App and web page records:
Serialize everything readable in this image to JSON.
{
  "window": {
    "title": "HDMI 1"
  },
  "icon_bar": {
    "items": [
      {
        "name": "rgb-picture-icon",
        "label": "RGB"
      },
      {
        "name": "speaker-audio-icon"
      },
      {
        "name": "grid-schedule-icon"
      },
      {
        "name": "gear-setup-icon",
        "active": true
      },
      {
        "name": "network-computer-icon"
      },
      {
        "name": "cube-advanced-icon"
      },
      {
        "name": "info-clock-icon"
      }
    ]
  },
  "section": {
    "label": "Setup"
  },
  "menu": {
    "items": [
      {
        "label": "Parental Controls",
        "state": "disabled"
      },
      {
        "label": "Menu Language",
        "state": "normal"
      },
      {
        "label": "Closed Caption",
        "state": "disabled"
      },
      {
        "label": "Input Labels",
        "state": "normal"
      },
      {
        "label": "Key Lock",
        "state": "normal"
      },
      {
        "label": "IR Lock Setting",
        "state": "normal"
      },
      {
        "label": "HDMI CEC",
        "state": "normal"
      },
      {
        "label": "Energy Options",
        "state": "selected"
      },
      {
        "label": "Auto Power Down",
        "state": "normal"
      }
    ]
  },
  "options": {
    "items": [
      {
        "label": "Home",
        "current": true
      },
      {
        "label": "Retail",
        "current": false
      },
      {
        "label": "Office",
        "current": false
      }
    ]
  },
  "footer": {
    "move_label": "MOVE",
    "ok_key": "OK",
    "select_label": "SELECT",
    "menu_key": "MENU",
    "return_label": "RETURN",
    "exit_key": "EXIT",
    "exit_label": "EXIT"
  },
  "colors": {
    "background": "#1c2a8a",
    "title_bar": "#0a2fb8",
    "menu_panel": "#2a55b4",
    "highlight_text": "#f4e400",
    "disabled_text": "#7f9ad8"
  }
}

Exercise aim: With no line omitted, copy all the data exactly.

Output:
Serialize everything readable in this image to JSON.
{
  "window": {
    "title": "HDMI 1"
  },
  "icon_bar": {
    "items": [
      {
        "name": "rgb-picture-icon",
        "label": "RGB"
      },
      {
        "name": "speaker-audio-icon"
      },
      {
        "name": "grid-schedule-icon"
      },
      {
        "name": "gear-setup-icon",
        "active": true
      },
      {
        "name": "network-computer-icon"
      },
      {
        "name": "cube-advanced-icon"
      },
      {
        "name": "info-clock-icon"
      }
    ]
  },
  "section": {
    "label": "Setup"
  },
  "menu": {
    "items": [
      {
        "label": "Parental Controls",
        "state": "disabled"
      },
      {
        "label": "Menu Language",
        "state": "normal"
      },
      {
        "label": "Closed Caption",
        "state": "disabled"
      },
      {
        "label": "Input Labels",
        "state": "normal"
      },
      {
        "label": "Key Lock",
        "state": "normal"
      },
      {
        "label": "IR Lock Setting",
        "state": "normal"
      },
      {
        "label": "HDMI CEC",
        "state": "normal"
      },
      {
        "label": "Energy Options",
        "state": "selected"
      },
      {
        "label": "Auto Power Down",
        "state": "normal"
      }
    ]
  },
  "options": {
    "items": [
      {
        "label": "Home",
        "current": true
      },
      {
        "label": "Retail",
        "current": false
      },
      {
        "label": "Office",
        "current": false
      }
    ]
  },
  "footer": {
    "move_label": "MOVE",
    "ok_key": "OK",
    "select_label": "SELECT",
    "menu_key": "MENU",
    "return_label": "RETURN",
    "exit_key": "EXIT",
    "exit_label": "EXIT"
  },
  "colors": {
    "background": "#1c2a8a",
    "title_bar": "#0a2fb8",
    "menu_panel": "#2a55b4",
    "highlight_text": "#f4e400",
    "disabled_text": "#7f9ad8"
  }
}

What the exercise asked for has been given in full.